Current Flow in circuits?

Discussion in 'General Electronics Chat' started by Snapester, Apr 9, 2012.

  1. Snapester

    Thread Starter New Member

    Apr 9, 2012
    Hi guys, im a new member and just started getting into electronics, i have been reading alot but im having a problem grasping the issue of how the current flows through the circuit? I work with AC current mainly which flows + - but how does DC flow through circuit as it seems to flow everywhere?
    Does anyone have any good resources or could help me out?
  2. BSomer


    Dec 28, 2011
    There are two different theories on this. One is looking at it from the electron point of view which is - to +. The other is conventional, which is + to -. They both are right. Some of the more knowledgable members can shed some more light on this subject.

    However, you should be prepared for those that say current doesn't flow, electrons flow. Technically they are right, as current is the flow of electrons. I am not going to get into this though.

    Your statement about the current flow in AC is incorrect though. The current direction in AC circuits is bi-directional, hence the name Alternating Current.
  3. Snapester

    Thread Starter New Member

    Apr 9, 2012
    Yes i know that AC is bi-directional and works in pulses so its either - or + but my main concern was with how DC flows in a circuit i don't get it?
  4. bretm


    Feb 6, 2012
    The general idea is that with AC the direction of the current is repeatedly reversing direction.

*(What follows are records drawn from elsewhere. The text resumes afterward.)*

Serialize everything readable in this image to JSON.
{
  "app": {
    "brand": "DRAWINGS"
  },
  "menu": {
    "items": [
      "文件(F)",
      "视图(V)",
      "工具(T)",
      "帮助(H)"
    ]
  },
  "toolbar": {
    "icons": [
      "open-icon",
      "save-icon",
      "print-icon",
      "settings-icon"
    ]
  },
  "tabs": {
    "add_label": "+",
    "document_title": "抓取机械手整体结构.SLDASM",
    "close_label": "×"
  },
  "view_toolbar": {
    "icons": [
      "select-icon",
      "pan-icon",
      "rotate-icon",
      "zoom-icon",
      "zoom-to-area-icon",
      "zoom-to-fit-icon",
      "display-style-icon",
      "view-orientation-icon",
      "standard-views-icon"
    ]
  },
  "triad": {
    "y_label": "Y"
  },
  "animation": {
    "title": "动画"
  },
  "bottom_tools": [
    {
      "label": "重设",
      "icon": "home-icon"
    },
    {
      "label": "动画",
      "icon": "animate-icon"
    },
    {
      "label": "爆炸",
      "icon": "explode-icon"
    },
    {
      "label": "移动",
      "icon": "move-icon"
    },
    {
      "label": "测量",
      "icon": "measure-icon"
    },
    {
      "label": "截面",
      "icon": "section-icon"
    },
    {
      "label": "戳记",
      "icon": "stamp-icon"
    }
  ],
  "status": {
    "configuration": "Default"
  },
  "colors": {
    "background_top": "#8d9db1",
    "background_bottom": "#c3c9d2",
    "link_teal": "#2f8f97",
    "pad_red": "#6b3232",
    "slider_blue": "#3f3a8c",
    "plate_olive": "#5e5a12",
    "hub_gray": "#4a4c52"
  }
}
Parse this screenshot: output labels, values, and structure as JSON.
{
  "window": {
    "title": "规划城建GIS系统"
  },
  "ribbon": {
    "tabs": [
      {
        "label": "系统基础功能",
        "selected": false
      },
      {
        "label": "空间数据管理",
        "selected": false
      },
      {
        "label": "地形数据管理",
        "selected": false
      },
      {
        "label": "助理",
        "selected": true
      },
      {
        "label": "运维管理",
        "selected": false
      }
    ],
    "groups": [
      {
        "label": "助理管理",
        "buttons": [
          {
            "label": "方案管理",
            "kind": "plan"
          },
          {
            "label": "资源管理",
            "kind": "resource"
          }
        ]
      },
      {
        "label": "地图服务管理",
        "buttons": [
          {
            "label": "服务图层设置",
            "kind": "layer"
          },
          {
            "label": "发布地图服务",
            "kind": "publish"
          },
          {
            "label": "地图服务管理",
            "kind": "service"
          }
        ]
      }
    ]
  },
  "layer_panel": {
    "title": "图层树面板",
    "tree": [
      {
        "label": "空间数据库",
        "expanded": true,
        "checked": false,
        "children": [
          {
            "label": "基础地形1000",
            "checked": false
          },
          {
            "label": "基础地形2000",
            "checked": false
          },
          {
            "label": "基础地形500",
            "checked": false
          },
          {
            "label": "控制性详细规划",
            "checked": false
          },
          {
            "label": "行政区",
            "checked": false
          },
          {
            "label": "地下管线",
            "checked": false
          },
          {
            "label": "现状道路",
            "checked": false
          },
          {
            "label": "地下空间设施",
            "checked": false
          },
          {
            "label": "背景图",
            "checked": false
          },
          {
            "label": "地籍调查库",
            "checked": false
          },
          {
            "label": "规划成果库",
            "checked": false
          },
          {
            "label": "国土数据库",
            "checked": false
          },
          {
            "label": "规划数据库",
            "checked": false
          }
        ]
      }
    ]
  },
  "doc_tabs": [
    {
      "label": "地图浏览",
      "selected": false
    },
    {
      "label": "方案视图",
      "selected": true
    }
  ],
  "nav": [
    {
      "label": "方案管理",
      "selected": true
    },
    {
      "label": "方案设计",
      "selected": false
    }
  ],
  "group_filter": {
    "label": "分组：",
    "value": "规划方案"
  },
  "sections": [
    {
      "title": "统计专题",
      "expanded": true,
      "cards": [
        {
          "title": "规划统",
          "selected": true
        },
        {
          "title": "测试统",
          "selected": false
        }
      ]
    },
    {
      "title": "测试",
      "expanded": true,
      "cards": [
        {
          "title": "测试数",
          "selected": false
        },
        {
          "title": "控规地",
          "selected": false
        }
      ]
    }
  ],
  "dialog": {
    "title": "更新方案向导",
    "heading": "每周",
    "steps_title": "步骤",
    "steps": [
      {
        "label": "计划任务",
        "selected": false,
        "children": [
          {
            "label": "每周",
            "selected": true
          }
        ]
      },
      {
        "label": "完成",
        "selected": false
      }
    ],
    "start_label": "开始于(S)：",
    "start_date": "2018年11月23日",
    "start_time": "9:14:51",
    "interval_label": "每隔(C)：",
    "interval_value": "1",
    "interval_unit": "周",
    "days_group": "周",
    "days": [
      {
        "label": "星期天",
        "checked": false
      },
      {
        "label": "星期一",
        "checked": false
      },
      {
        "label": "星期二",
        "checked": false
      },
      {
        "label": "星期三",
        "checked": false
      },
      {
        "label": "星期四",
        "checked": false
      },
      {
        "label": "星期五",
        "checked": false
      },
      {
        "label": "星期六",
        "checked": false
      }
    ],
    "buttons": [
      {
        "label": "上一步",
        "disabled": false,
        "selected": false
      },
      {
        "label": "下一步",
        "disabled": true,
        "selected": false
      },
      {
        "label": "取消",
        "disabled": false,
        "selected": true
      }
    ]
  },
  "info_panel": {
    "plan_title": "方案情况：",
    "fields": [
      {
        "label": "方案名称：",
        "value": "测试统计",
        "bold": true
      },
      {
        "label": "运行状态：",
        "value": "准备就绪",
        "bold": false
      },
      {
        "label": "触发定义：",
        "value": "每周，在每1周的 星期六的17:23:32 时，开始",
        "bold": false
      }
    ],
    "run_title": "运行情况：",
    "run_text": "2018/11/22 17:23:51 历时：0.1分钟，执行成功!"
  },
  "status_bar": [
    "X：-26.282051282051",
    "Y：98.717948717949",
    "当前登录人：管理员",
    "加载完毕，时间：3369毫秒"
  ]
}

With DC, the direction of the current keeps going in the same direction (assuming everything else is constant). That's really the only difference.
  5. vpoko

    Active Member

    Jan 5, 2012
    In actuality, charge carriers in a metal are electrons, which flow from an area with an abundance of electrons (-) to an area with a dearth of them (+). In other materials, say the human body, in which ions - positive and negative - are the charge carriers, the charge carriers could flow in either direction (negative ones behave like electrons, positive ones flow from + to -). This is also true in semiconductors where charge carriers can be holes, which are positive (relative to the electrons surrounding them).

    When using electricity, we generally care about resistive loads, which give us things like heat and light, and magnetic fields created by moving, charged particles. The resistive load obviously doesn't care which way charge carriers are moving, a light bulb would work wired either way. Magnetic fields are reversed when the direction of charge carrier flow past a point is reversed, but it's also reversed when the polarity is reversed. Because of the double reversal, negative charge flowing from - to + has the same effect as positive charge flowing from + to -, and "true" direction of charge flow can be ignored. For convention's sake, most sources treat current as flowing from + to - (called "conventional current"), though there are exceptions, including the tutorials here at AAC. When looking at components like diodes, you'll find the stripe is on the cathode side, which is the side conventional current exits the diode. In reality, electrons are flowing into that side, but it's not important.
  6. studiot

    AAC Fanatic!

    Nov 9, 2007
    Direct current, Alternating current and pulsed current are all different.

    When you study circuits from an electrical or electronic engineering point of view it is best to (temporarily) abandon consideration of the physics of current flow.

    Current flow in circuits from an engineering point of view is a formalised model of reality set up for ease of calculation.

    From an engineering point of view a circuit is a collection or assemblage of components connected together in some way. The particular way is called the circuit topology.

    One of these components is a source of electricity. There are several different types of source, voltage or current, alternating or unidirectional, steady or varying, pulsed or continuous and so on.

    Direct current is unidirectional and continuous.

    The connection points of components are called terminals. Sources have at least 2 such terminals, sometimes more.

    Current is considered leave one terminal, pass through the assembly of circuit components and return to the source at its other terminal.

    For a source of direct current one terminal was labelled positive (+) and one negative (-) a long time ago.

    Engineering has considered current to leave the source by the + terminal and re enter by the - terminal for about a century.

    Recently there has been a move to reverse this idea for reasons of physics and this new convention is supported by this site All About Circuits in its online textbook.

    Most engineers use the older convention.

    Does this help and can you expand upon your query?
  7. crutschow


    Mar 14, 2008
    So what don't you get?

    I know some don't like the analogy but in a simple fashion you can think of current as the flow of water through a pipe from the output of a pump (voltage source), through the plumbing and back to the input of the pump. Current flows from the positive side of the source, through the circuit and back to the negative side of the source (this is for normal current direction, not electrons). The current must always have a complete path from the positive side of the source back to the negative side.

    Make sense?